Bankers and economists have pointed out that the new Rs 5,000 deposit rule will be difficult to implement. This is because branches will find it difficult to depute two officers for each deposit and handle the additional paper work. All India Bank Employees Association (AIBEA) on Tuesday threatened further protests highlighting the problems faced by the bankers and customers during the demonetisation episode.
For instance, a banker who has received the RBI circular but missed the late night clarification from finance minister Arun Jaitely is bound to question the customer at the counter who has above Rs 5,000 in old currencies. The condition of a ‘satisfactory explanation’ to why the customer didn’t deposit the money so far is a very subjective matter, which can open channels for harassment, corruption and further chaos at bank branches. Given that transparency and clarity of communications is paramount while rolling out a mammoth exercise such as demonetisation of 86 percent currency in circulation in one go, the government, RBI should have coordinated in a much better way to give clarity to the citizens on the rules.
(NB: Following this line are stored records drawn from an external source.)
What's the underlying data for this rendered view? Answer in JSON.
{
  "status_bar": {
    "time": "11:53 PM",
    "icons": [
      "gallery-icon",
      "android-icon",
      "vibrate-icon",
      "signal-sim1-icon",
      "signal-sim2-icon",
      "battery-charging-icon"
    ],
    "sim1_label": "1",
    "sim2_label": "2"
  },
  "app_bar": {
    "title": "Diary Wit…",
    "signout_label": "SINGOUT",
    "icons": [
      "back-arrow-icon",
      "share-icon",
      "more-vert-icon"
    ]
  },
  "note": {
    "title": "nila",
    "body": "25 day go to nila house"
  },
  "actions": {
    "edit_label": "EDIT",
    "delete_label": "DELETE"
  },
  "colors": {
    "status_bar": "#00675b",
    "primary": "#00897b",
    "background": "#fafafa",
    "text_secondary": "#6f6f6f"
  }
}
The government’s intention of putting fresh curbs on deposits is clear— it wants to cut off fresh inflow of black money into banking system in the remaining days of this month. But, it is not clear how far the move will see results given that crooks. This is because, as this writer pointed out in an earlier Firstpost column, the tax cheats would have found many ways to deposit their money much earlier in small doses either by creating fake accounts (like in the Axis Bank episode), donating to one of the 1866 political parties that enjoy no tax, no scrutiny under the current laws, by splitting the amount to several small bundles or depositing it multiple benami accounts. Probably, the government failed miserably to foresee how crooks will find alternative ways to beat demonetisation from the very beginning.
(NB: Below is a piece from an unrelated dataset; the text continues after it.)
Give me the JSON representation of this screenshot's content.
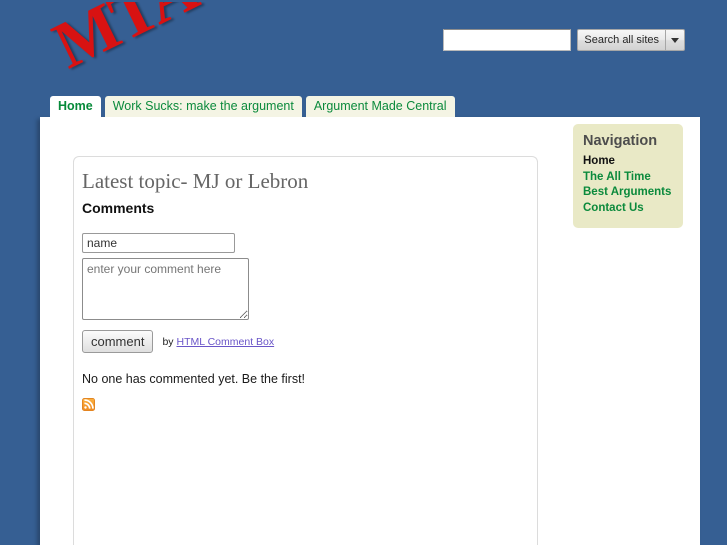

With just 10 days left to the 30 December deadline offered by PM Narendra Modi to put an end to the demonetisation pain of common man, PM Modi’s first big test is to keep his 50-days promise. So far, there are no signs of that happening. Queues at ATMs and bank branches have shortened for sure but that is more because of the fact that there is not enough cash in lower denominations available, rather than a sign of a normalisation. Also, due to the tough restrictions the government/RBI has imposed on withdrawals and deposits. The Rs 5,000 rule adds to the confusions. The government mint’s capacity to print enough lower denomination notes so soon is doubtful as this IndiaSpend analysis points out.
The PM’s second test will be to resolve the cash-crunch at the earliest. Even his political rivals would be praying for the current mess to end fast, since the cash-crunch has impacted majority of Indians in some or other way. The economic impact, some of which are already visible, will be profound if the cash-crunch lasts longer. An economic crisis can negate any promise. Finally, Modi’s third test will be to show the stated tangible results of the demonetisation exercise—elimination of black money, corruption and terror funding. Change to a cashless economy is a far-fetched idea for India, so one can forget discussing it at this point.
A cost benefit analysis of this entire demonetisation exercise will be done sooner or later and the pain of demonetisation will be weighed against the supposed gains. There aren’t any leaders as Modi who has risked his entire political capital to push an economic reform agenda in this fashion, either willingly or without understanding it fully. Either Modi will emerge as a hero of demonetisation or the currency ban will go down in history as his Waterloo. Modi’s first big test is to keep his 50-day promise.
Updated Date: Dec 20, 2016 13:48:30 IST